Hi, Suppose timing constraints are not met in the design,What are the other options? (either in synthesis or physical domain)
It doesn't matter what kind of synthesis tool used. Since almost if not all synthesis tools support timing constraints in SDC(Synopsys Design Constraint) format. So you can still use these 2 books as a good reference. ------------------------------------------------------------------ By thw way, lots of concepts of (...)
See KEEP in the constraints Guide. For example: module top (in, out); input in; wire chain; // synthesis attribute KEEP chain TRUE output out; assign {out,chain} = {chain,~chain,~in}; endmodule
Hi anajali, so ur post synthesis simulations failed. but again, whether the behavior simulations were working correct?
timing constraints is very important for synthesis. you can refere to those books of "timing" for detail.

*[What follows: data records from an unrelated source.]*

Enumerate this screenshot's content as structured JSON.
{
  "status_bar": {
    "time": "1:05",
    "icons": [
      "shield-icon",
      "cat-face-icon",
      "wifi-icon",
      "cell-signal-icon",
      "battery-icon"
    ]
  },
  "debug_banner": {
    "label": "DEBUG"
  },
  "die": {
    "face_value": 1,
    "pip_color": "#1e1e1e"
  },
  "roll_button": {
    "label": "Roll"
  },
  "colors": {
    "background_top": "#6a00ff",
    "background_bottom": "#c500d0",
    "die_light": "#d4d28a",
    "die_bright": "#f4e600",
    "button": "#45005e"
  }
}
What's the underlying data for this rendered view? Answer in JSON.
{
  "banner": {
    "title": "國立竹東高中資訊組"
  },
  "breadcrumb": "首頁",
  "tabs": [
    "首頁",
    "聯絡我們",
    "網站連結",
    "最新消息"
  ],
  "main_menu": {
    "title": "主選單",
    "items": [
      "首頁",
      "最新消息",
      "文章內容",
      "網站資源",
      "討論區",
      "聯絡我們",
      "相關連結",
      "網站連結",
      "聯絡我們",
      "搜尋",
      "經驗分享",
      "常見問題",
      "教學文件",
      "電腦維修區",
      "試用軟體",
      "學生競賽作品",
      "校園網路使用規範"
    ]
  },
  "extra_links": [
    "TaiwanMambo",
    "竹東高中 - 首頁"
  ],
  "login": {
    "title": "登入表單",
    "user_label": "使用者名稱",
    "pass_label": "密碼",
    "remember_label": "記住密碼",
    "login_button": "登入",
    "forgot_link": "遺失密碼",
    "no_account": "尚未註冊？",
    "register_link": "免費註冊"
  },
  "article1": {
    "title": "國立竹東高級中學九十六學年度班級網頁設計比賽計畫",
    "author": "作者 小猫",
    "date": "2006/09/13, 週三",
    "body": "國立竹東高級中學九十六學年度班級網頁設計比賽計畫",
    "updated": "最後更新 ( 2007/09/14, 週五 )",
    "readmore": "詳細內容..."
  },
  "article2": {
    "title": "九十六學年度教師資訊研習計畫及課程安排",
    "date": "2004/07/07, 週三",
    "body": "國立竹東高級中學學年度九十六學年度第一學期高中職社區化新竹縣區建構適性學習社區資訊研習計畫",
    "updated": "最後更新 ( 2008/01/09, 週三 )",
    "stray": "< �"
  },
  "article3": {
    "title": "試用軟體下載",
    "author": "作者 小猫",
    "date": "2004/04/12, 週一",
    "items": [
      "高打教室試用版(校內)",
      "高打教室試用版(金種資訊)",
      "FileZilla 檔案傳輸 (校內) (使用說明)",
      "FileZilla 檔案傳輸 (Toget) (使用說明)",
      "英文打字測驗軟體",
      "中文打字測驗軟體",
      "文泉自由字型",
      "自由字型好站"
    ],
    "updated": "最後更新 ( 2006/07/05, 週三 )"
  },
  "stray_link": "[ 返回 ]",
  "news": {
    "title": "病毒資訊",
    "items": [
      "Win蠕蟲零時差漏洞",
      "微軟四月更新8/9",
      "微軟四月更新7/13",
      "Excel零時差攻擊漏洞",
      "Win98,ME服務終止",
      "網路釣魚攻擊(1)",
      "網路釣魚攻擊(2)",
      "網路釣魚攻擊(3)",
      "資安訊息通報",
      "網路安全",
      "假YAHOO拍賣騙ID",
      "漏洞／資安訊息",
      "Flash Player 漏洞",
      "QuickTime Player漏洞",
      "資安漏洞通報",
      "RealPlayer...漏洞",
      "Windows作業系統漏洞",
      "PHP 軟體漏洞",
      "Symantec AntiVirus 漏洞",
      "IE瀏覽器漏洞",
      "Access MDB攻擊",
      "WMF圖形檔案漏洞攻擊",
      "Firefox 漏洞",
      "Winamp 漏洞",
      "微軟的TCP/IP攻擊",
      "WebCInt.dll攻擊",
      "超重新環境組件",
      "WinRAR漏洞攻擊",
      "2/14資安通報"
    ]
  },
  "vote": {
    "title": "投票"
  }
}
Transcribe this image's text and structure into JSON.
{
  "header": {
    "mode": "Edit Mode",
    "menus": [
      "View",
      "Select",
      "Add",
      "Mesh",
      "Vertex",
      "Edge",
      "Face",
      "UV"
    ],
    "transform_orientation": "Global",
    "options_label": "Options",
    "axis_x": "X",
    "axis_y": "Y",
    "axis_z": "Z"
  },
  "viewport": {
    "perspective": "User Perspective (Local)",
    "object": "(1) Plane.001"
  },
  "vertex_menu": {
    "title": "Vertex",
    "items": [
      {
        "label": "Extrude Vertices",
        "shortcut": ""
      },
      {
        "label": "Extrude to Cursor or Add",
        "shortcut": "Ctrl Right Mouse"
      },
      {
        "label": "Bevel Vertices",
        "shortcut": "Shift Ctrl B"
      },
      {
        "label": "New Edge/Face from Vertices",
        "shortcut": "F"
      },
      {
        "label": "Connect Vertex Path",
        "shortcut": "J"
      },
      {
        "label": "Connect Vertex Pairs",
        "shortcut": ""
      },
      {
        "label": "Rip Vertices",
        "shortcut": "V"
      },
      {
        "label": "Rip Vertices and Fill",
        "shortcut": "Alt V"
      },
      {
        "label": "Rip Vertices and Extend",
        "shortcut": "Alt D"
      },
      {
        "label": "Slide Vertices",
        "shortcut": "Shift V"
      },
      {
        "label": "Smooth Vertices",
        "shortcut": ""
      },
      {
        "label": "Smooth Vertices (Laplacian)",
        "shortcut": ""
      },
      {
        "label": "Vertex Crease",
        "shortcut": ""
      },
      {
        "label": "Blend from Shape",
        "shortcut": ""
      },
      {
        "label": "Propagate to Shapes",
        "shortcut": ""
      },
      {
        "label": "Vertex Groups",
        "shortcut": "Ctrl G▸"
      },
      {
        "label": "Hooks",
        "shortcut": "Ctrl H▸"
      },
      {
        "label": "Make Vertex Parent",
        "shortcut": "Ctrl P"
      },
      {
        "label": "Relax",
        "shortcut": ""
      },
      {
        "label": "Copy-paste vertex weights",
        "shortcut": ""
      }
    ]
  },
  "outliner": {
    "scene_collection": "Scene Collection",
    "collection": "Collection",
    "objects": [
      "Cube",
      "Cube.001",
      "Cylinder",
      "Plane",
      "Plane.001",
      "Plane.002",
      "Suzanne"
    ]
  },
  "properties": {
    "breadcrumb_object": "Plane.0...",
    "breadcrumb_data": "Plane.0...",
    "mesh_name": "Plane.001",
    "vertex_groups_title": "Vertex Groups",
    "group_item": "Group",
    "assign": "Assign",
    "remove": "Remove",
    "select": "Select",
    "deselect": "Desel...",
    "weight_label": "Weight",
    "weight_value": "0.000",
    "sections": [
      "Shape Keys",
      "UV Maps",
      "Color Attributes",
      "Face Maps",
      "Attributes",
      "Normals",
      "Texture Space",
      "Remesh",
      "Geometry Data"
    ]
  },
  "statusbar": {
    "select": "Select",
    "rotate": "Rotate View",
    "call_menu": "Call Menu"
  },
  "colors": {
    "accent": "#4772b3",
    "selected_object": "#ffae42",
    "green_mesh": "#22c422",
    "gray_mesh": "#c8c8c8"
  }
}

Gate-level simulation can help to identify those timing exceptions, such as 1) false_path(s) ex. cross clock domains 2) multi-cycle path(s) ex. re-timing by synthesis tool Due to these timing exceptions maybe not correctly described in the timing constraints for STA.
For 2nd question: SDC should be used for synthesis. So if you just report the power after the logic/power optimization, then SDC file is necessary. Because the synthesized netlist may have large difference from the one w/o timing constraints. If the constraints are so loose, then maybe the netlist does not have much difference in (...)
Hello Freinds, Here i have a new doubt, as i am not well experienced at synthesis level. Here while giving constrains to a design at synthesis level, such as clock freq, input delay, output delay, flip-flop delay's etc, For clock freq it is well known according to the protocol frequency is the constrain, but what about the other delays s
Apply all constraints on the core and synthesize it without IO pads. After synthesis insert IO pads into the netlist using scripts or manually. But if u r inserting PADs into RTL before synthesis, then put a dont touch on all IO pads, and do synthesis. better to follow bottom-up compile stratagy to acheive better (...)
i wud like to stick on with Sparc's suggestion. Re-synthesising will b performed, when u feel ur synthesis were initially not giving good results. at this pt, u might have to put a tighter constraints and change the options available with synthesis tools
WHen synthesising , design maybe 10% overconstrained. you say it is far away. I think , you'd better re-synthesis it to meet your time constraints.
Search the Xilinx constraints Guide for RAM_STYLE DISTRIBUTED. Here's a Verilog example: reg myram ; // synthesis attribute RAM_STYLE myram "DISTRIBUTED"; Good luck!
pls check the discussion - " How to write a script for synthesis" In that i have uploaded a pdf ... dctut.pdf download that is enough for starters .. it also will tell u about common constraints in synthesis
It seems your design doesn't met the setup/hold requirements for related parts. Try another constraints set for synthesis or insert some buffers to avoid setup/hold errors.
Hi, jelydonut: Please check your skew/uncertainty from RTL to gate level synthesis script(s). You might need to find out the delay by yourself. However, the best way to solve your problem is.... checking with your front-end designers... :roll:
Hi, Shockie I think the same result means that the result timing is under your constraints, that's OK. But not means the detail circuit is the same between twice synthesis. In my design ,each time I find some difference can happen, but the function and timing is correct. we give the same constraint and then get the sam